It’s raining cookbooks from every publisher and I wonder why. In the age of wonderfully shot and narrated video recipes on Youtube and Instagram, is there still a market for a cookbook? Especially as famous chefs, food bloggers, nutritionists and amateur home chefs are all bringing to you amazing culinary innovations as well as traditional recipes that are free to access. My day, for sure, includes a dozen food videos that I watch, bookmark and actually go on to make with pretty good success.

With these thoughts in mind, I picked up with much scepticism the two books that had arrived at my desk — Roopali Mohanti’s Servings Simple Yet Exotic, a weighty tome published by Rupa and Jayalakshmi Ramdas aka Jayam amma’s Palakkad Palate by Invincible Publication. But very soon I was enchanted I must say. Both books are valuable additions to the shelf in very different ways and are certainly going to be well thumbed.

Wonderful illustrations

Mohanti’s Servings Simple Yet Exotic is a fat, sumptuously shot, wonderfully illustrated book on good quality paper that is curated beautifully. Mohanti who is a hotel management graduate and has worked with a leading hotel chain is not just a cookbook but a meal solver. How many of us have woken up in the morning and wondered what to cook for breakfast, lunch and dinner? Well, this book offers you complete meal plans and the right combinations to put on the table.

There is a lot of attention devoted to what pairs well with what, focussing on the balance of colours, flavours, textures, consistency and the synergy between dishes — how heavy or light the dish is. Cuisine wise the book covers a lot of ground — from Hyderabadi, Chettinad, Dilli, Mangalorean, Oriya, Mughlai, Thai, Italian, Colonial et al. There are a humongous amount of recipes in the book. Each section starts with a personal anecdote and then goes on to share recipes, some gleaned from experts who are acknowledged — for example, Rinku’s dahi bara, Mansi’s Bihari Boti wings and so on. Many of the recipes have an interesting twist on the traditional. For instance, the pumpkin flower fritters which are common in the east, Mohanti offers with a variation — she stuffs them with cottage cheese.

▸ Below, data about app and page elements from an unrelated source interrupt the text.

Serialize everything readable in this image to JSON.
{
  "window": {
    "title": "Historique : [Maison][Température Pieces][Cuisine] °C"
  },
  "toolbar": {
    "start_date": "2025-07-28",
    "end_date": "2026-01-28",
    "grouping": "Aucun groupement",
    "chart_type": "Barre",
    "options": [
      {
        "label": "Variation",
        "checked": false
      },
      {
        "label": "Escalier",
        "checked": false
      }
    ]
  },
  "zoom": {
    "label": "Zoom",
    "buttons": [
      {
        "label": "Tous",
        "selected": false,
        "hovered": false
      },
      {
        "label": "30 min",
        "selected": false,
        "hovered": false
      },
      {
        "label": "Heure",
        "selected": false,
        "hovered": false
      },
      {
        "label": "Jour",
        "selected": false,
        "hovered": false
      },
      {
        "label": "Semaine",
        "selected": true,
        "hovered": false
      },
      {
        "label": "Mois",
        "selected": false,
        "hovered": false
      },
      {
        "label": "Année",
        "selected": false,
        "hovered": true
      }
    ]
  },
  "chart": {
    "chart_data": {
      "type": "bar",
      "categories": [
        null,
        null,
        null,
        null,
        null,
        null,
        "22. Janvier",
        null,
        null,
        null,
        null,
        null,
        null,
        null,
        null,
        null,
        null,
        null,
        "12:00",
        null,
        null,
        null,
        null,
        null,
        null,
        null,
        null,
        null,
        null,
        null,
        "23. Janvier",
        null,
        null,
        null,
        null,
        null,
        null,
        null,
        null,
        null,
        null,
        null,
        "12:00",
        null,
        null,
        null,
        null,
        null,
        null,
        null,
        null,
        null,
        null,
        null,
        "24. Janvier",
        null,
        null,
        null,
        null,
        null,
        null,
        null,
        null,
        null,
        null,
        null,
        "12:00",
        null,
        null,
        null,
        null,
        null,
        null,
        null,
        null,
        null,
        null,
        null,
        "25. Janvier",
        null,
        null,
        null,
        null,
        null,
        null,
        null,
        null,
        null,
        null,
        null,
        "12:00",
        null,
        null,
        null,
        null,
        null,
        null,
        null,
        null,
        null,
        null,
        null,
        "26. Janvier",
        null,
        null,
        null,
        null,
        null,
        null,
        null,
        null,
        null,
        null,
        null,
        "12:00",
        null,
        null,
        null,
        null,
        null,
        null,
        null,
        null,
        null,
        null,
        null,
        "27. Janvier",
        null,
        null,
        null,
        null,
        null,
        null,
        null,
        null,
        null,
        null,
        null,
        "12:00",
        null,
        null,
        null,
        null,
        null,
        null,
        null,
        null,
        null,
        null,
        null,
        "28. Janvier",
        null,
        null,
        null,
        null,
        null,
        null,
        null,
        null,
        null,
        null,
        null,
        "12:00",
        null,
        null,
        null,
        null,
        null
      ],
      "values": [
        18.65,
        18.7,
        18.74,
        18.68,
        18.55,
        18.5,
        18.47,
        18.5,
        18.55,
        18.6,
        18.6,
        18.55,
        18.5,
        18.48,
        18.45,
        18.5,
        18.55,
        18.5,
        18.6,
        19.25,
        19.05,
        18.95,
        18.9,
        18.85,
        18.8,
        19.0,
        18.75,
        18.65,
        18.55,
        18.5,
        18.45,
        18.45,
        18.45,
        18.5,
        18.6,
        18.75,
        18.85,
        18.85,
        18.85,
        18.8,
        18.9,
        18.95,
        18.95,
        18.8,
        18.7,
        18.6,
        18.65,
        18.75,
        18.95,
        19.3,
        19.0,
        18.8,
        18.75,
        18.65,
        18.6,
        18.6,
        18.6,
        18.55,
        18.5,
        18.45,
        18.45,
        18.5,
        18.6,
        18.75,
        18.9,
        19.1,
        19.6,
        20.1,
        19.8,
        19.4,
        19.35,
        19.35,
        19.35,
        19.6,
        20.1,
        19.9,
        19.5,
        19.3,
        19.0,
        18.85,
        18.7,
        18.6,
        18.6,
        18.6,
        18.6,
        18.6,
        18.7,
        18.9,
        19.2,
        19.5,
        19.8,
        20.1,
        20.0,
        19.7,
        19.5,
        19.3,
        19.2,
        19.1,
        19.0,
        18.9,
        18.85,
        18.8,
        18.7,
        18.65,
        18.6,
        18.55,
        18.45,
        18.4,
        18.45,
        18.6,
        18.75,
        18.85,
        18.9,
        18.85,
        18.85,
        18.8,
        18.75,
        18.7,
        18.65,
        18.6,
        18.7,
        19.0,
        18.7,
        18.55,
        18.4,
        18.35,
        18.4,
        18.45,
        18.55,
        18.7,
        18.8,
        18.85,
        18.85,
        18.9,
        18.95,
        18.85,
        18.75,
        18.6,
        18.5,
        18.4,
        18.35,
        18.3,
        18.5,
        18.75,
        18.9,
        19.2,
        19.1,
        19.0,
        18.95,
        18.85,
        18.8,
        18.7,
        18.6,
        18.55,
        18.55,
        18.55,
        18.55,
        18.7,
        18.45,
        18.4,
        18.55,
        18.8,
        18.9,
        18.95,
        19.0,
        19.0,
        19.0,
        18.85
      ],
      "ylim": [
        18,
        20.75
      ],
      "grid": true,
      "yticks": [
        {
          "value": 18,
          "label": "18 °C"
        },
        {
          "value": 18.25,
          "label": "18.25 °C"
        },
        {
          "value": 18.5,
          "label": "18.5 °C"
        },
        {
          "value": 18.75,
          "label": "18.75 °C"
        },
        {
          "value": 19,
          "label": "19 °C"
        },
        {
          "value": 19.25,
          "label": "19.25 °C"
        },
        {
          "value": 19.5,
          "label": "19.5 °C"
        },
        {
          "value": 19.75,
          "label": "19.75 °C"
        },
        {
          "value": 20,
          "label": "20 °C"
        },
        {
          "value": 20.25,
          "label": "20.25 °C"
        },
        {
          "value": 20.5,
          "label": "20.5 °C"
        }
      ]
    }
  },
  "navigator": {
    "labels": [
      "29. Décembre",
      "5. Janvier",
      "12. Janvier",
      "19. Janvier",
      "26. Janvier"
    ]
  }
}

At the end of the section, which is replete with recipes, there is a suggested meal plan — for both a party, as well as a smaller family lunch or dinner, starting with a salad, starter, mains and dessert. Recipes which involve some complex techniques — for example, the water chestnut, corn and asparagus spring roll that requires the sheets to be folded in a certain fashion are accompanied with detailed step-by-step illustrations. You don’t miss the videos you are so dependent on as the visual instructions in the book are so good.

Palakkad delicacies

Palakkad Palate is a very different book — it does not have the breadth of Mohanti’s book, but it has tremendous depth, and a lot of heart. It starts with a little biographical note on the author, fondly known as Jayam Amma, who hails from Kalpathy agraharam, how she learnt cooking at a young age as every girl had to help out in the kitchen, especially during festival days. The Palakkad cuisine as she says is native and special and a lot of the recipes remain secluded within the family, passed down through the generations. Being from the community, I can totally vouch for this, as there are dozens of native recipes I have learnt from my mom who in turn learnt from my grandmother.

The entire repertoire of the Palakkad kitchen is laid bare here – from sambar and various kozhambus to kootans to the sweets, pickles and powders. All told very simply and charmingly. As Jayam Amma says “Cooking is love” and it shines through. The book is elegantly designed and well produced. Above all it is authentic. For me, it beautifully fills the gaps in my knowledge of Palakkad cuisine – for those not from the region, it is a great introduction.